Among the findings:
- The Ministry has no idea of the extent of chemical contamination at more than 4000 abandoned mine sites, nor does it know what the costs of clean-up will be.
- The Ministry has no long-term strategy for managing, monitoring and rehabilitating abandoned mines.
- Of the 144 mines for which a plan to remediate the mine after closure should be in place, 18 have no plan at all.
- Since mining activities can have a significant impact on the environment, companies are required to provide the Ministry with financial insurance, so there will be sufficient funds for clean-up if they don't or can't do it. However, the Ministry relies on mining companies to assess and certify the amount of security they must post. "Consequently, the Ministry has little evidence to substantiate the sufficiency of the financial insurances posted".
- In many cases, companies with a Triple B or better credit rating are allowed to self-assure; that is, they post no bond at all. "The Ministry is effectively assuming the status of unsecured creditor". The Auditor-General notes that one company kept its Triple B rating even though it had been placed on a credit watch.
- In 19 cases, companies have been allowed to contribute to a "sinking fund" instead of posting a bond. However, four companies of these companies were allowed to go bankrupt without having paid $600,000 into the fund.
- There are only two mine rehabilitation inspectors and almost one-half the sites had not been inspected in the last five years.
- The Ministry has no performance measures for minimizing the impacts of mining activities on public health and safety and the environment.
"The province's negligence is putting us all at risk: from small communities like Sachigo and Big Trout First Nations faced with leaking diesel tanks and tailings ponds to mining cities like Sudbury and Timmins where there is inadequate financial security for cleanup enormous and toxic tailings ponds and infrastructure, " says Kuyek.
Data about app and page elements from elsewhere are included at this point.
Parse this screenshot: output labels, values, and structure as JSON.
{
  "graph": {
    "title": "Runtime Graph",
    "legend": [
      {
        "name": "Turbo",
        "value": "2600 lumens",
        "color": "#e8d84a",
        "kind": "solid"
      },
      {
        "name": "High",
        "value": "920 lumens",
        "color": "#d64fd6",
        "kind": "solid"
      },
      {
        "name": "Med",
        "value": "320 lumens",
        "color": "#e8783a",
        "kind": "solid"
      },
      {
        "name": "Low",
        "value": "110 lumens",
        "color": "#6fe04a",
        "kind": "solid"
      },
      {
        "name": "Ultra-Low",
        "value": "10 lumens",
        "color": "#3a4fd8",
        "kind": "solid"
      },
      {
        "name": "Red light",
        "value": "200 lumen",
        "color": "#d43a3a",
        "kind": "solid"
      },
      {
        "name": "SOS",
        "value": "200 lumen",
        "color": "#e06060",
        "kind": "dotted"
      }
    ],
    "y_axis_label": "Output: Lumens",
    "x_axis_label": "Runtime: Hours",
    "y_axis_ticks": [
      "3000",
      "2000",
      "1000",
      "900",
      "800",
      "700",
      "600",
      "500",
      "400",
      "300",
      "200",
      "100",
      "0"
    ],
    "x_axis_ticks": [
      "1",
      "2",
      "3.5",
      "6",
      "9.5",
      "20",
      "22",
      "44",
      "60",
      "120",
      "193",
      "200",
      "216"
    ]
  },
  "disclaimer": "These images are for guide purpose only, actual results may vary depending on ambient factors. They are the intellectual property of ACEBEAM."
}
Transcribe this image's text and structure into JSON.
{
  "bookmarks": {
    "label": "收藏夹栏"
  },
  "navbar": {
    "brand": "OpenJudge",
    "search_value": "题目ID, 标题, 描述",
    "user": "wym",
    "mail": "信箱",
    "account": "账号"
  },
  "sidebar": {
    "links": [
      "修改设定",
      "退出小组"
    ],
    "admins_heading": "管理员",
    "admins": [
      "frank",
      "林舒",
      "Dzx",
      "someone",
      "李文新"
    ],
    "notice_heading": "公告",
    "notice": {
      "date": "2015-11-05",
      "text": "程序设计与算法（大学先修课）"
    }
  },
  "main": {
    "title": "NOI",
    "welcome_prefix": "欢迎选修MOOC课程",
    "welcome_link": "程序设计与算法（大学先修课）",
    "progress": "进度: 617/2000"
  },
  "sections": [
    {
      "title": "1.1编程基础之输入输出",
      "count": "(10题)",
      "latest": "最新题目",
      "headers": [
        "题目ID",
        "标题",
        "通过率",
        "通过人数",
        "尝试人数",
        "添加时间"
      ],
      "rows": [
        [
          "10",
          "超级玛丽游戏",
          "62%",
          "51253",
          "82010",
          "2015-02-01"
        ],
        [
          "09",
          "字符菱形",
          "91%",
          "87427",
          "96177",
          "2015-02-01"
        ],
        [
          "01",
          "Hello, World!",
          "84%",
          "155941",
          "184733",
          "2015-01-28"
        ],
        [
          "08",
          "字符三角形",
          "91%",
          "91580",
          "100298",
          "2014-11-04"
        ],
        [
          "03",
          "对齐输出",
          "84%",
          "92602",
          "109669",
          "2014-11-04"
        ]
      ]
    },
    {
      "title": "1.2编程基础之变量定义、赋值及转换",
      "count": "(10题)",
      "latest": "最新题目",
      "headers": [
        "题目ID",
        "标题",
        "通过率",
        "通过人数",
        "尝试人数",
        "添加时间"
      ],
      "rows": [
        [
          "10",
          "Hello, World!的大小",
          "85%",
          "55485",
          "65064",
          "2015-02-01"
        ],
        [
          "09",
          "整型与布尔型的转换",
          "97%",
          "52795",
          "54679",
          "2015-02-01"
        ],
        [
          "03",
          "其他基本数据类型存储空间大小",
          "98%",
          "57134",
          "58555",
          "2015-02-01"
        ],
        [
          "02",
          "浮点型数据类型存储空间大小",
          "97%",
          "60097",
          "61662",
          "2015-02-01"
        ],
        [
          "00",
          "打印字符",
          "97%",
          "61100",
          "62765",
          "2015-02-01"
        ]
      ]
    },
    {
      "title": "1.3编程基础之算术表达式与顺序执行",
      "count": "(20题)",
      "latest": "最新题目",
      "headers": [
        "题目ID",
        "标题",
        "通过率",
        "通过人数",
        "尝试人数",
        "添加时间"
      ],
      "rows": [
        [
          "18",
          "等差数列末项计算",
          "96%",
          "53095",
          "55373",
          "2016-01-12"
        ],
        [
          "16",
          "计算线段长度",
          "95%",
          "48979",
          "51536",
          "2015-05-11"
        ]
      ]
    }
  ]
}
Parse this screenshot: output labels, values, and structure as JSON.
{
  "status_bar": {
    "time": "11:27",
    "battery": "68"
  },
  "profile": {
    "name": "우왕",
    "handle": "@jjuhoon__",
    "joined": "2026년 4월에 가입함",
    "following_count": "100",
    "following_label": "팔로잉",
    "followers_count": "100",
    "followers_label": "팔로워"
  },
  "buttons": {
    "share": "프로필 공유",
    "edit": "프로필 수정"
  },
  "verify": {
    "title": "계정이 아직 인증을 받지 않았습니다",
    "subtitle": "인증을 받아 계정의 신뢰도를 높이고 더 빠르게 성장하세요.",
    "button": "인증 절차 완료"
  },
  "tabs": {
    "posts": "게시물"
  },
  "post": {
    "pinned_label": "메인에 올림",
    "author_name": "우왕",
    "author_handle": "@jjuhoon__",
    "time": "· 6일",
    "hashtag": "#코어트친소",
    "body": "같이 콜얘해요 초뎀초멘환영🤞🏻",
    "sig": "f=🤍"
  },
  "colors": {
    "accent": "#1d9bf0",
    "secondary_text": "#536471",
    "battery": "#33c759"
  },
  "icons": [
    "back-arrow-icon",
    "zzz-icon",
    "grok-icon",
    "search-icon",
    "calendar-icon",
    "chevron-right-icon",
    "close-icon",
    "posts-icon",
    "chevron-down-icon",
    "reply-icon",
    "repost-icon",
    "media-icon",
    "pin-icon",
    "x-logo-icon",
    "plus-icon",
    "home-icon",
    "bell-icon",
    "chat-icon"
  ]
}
MiningWatch Canada is a pan-Canadian coalition of twenty-one environmental, social justice, labour and Aboriginal organizations, based in Ottawa.
For more information, contact: Joan Kuyek, (613) 569-3439